Counterintuitively, taking the time to review could speed up progress. The attention invested in reviewing could even facilitate learning new parts later.
This ties into creative practice. Creatively using what you have learned so far basically satisfies all of the above. It reviews what you know, it lays new foundations and makes your knowledge more thorough, it is a different kind of practice (interleaving), etc. Moreover, is it still creative practice if you repeat it too much?
Likewise, interpersonal practice satisfies many of the above. Moreover, you can gain (intense) emotional associations to ways of using the language, that will enhance your memory ;-).
What comes to mind is: “You get what you practice.”
Sometimes it seems like 30min a day for one language would be a much more effective paradigm. However, the time needed to become satisfactorily proficient in one language times three may not actually prove more effective. Even though it’s easier to fit in multiple kinds of practice in 30 minutes.
Also, looking at Fluent In 3 Months, and my own experience all-out-cramming Korean for 2 weeks, I do sometimes feel this approach may be more emotionally satisfactory. Although when you do the numbers:

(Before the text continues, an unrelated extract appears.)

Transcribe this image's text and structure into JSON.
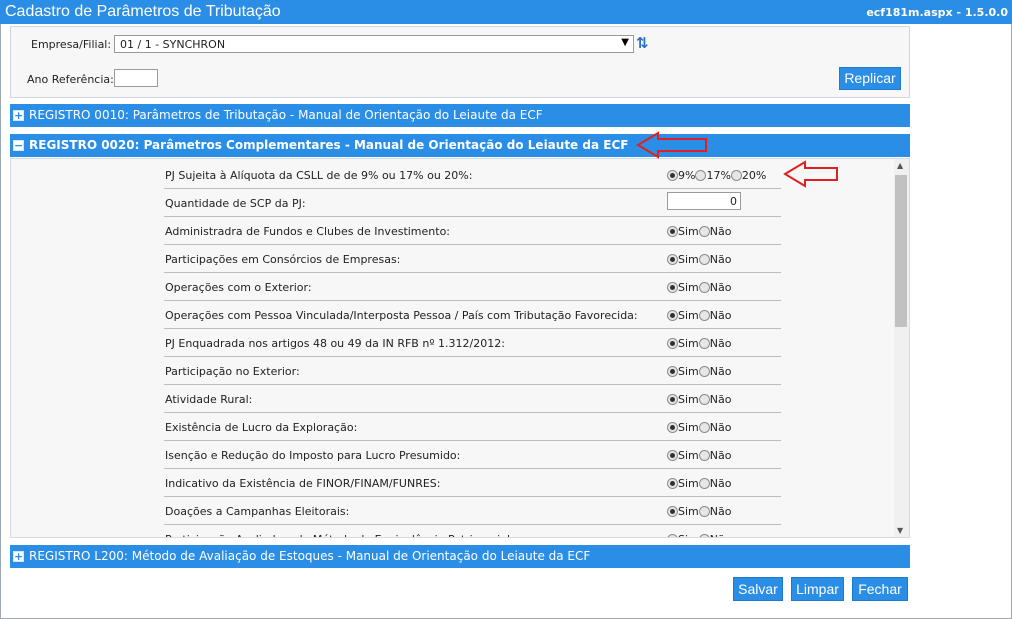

40 hours per week for 12 weeks: 480 hours
10 minutes a day for 8 years: 486 hours
Wow. So when looked at in terms of days spent, minimalistic study seems ineffective. However, it could take EIGHT WHOLE YEARS to match what he does in 3 months. In that time frame, yes, it’ll probably work out fine. In my two weeks of study, I spent more time than I did in 2015 on Spanish (except for that damn Dragonball, hehe :p).
Hmm, looked at like this, it’s hard to gauge the progress one has with a minimalistic approach. If I have 2.5 years to get where Mr. 3 Months does in 1 month, what do I even really have to look at? Bi-annual tests XD?
Still, a mix might be ‘best’. An all-out week once a year? Devoting some extra time to read a grammar book? Perhaps, perhaps. Or I could go learn a programming language or dialect of math :p
And on the experiment goes :-3